The impeachment of President Trump may not be that bad for investors, stock market experts suggest.
“This impeachment process may actually be good for U.S. equities. Trump could fight only so many battles. With everything going on with his own reputation and the likelihood of him being elected next year, he will begin focusing a lot more on that and probably a lot less on China. That means either a trade deal with China gets put on the back-burner, which would not be the worst deal for U.S. investors. Or, Trump comes out with a watered down deal to just get it done and behind him,” said money manager Thomas Fross of Fross & Fross Wealth Management on Yahoo Finance’s The First Trade.
Invesco Chief Market Strategist Kristina Hooper agrees.
“We could have the Fed stepping in and saying just like with trade, we’ll try to be more accommodative maybe with another insurance cut if they are worried there could actually be an impeachment to really breathe confidence into markets. So it could turn out to be a positive,” Hooper said. “The Trump administration’s policy agenda has been a mixed bag. Part has been pro growth like tax reform. But one could argue that their trade policy runs antithetical to growth. So, the presumption could be you will see a mixed reaction if there is another president because there would be the potential for the trade wars to go away depending on who that next president is.”

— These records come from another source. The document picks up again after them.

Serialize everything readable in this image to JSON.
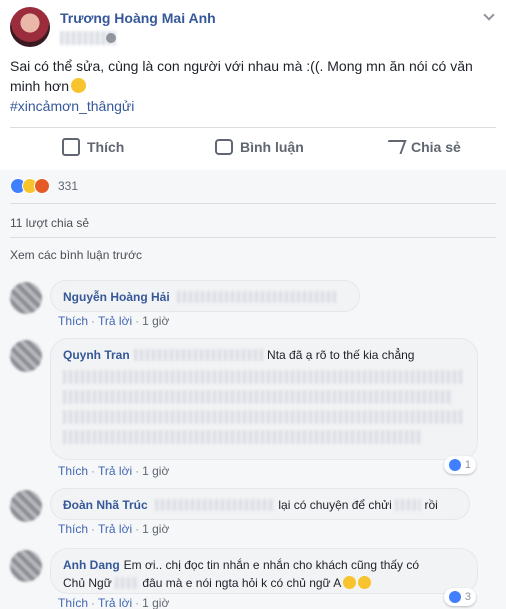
{
  "post": {
    "author": "Trương Hoàng Mai Anh",
    "text_line1": "Sai có thể sửa, cùng là con người với nhau mà :((. Mong mn ăn nói có văn",
    "text_line2": "minh hơn",
    "hashtag": "#xincảmơn_thângửi"
  },
  "actions": {
    "like": "Thích",
    "comment": "Bình luận",
    "share": "Chia sẻ"
  },
  "stats": {
    "reaction_count": "331",
    "shares": "11 lượt chia sẻ",
    "prev_comments": "Xem các bình luận trước"
  },
  "comment_actions": {
    "like": "Thích",
    "reply": "Trả lời",
    "time": "1 giờ"
  },
  "comments": [
    {
      "name": "Nguyễn Hoàng Hải",
      "text": ""
    },
    {
      "name": "Quynh Tran",
      "text": "Nta đã ạ rõ to thế kia chẳng",
      "likes": "1"
    },
    {
      "name": "Đoàn Nhã Trúc",
      "text_a": "lại có chuyện để chửi",
      "text_b": "rồi"
    },
    {
      "name": "Anh Dang",
      "text_a": "Em ơi.. chị đọc tin nhắn e nhắn cho khách cũng thấy có",
      "text_b": "Chủ Ngữ",
      "text_c": "đâu mà e nói ngta hỏi k có chủ ngữ A",
      "likes": "3"
    }
  ],
  "icons": [
    "globe-icon",
    "chevron-down-icon",
    "like-icon",
    "comment-icon",
    "share-icon"
  ],
  "colors": {
    "link": "#365899",
    "muted": "#606770",
    "like_blue": "#4080ff"
  }
}
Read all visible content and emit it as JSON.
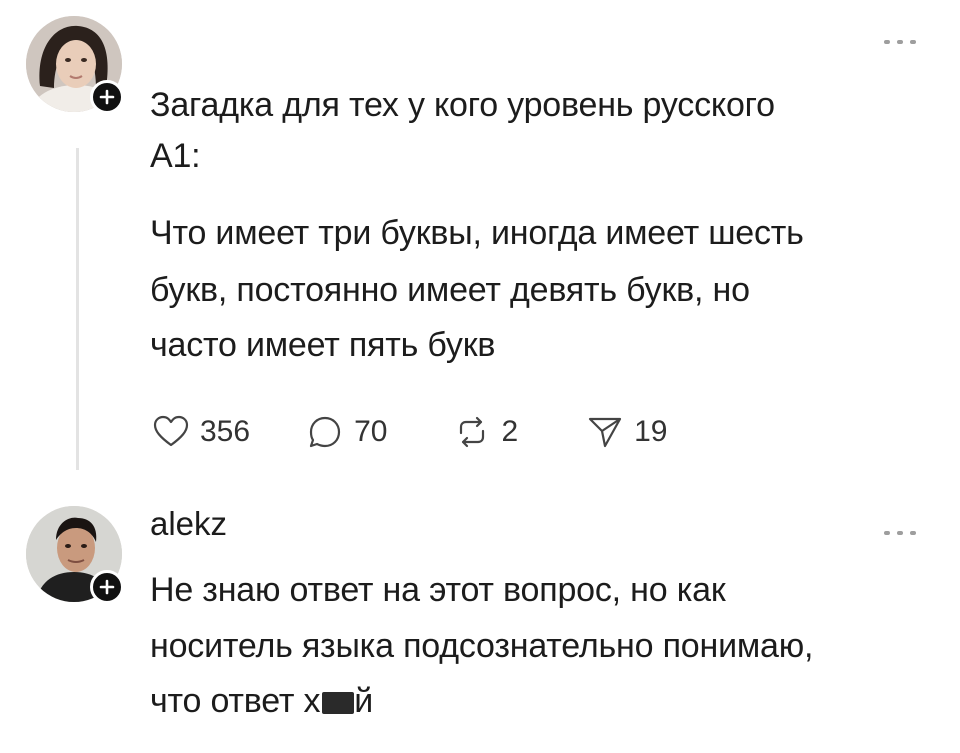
{
  "post": {
    "title_line1": "Загадка для тех у кого уровень русского",
    "title_line2": "А1:",
    "body_line1": "Что имеет три буквы, иногда имеет шесть",
    "body_line2": "букв, постоянно имеет девять букв, но",
    "body_line3": "часто имеет пять букв",
    "likes": "356",
    "comments": "70",
    "reposts": "2",
    "shares": "19"
  },
  "reply": {
    "username": "alekz",
    "line1": "Не знаю ответ на этот вопрос, но как",
    "line2": "носитель языка подсознательно понимаю,",
    "line3_prefix": "что ответ х",
    "line3_suffix": "й"
  }
}
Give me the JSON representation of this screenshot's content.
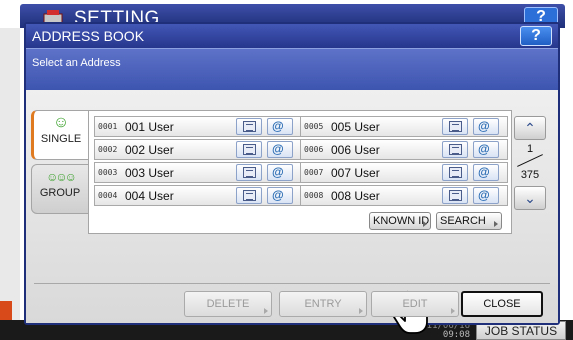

Thus far, the market has generally ignored the daily escalation in rhetoric down in DC between the Trump administration and Democrats on the impeachment front. September saw the Dow Jones Industrial Average and S&P 500 rise 3.1% and 2.5%, respectively. The Nasdaq Composite gained a more modest 1.6%, held back by the trade war’s financial impact on semiconductors such as Micron and an epic selloff in momentum name Netflix.
What happened during Clinton and Nixon
At this juncture, Mr. Market heads into the final quarter of the year thinking impeachment proceedings on Trump will resemble Bill Clinton’s more so than Richard Nixon’s.
Bill Clinton headshot over subdued image of US Senate chamber at beginning of impeachment proceedings, partial graphic
In the two months before Clinton’s Senate acquittal in February 1999, the S&P 500 rallied about 10% according to JPMorgan data. Although not amidst the economic boom fueled by the dot com era a la Clinton’s time in office, the Trump economy continues to be one characterized by steady job gains and low historical unemployment. So in effect, the market’s read is that the U.S. economy could handle not only nasty impeachment headlines but also an impeachment of the president.
A friendly Federal Reserve also remains in play at the moment.
But while the bulls have control of the narrative, they shouldn’t forget the downside risks of possibly impeaching a president, warns former New York Stock Exchange floor trader Stephen Guilfoyle. He is right that the risk is high even if most investors continue to focus on the positives.
In the six months before Nixon resigned, the S&P 500 declined about 20%, gold spiked 15% and the 10-year yield increased 120 basis points, JPMorgan data shows.
But hey, at least we know where the president stands on the stock market outlook in a world minus him on the throne.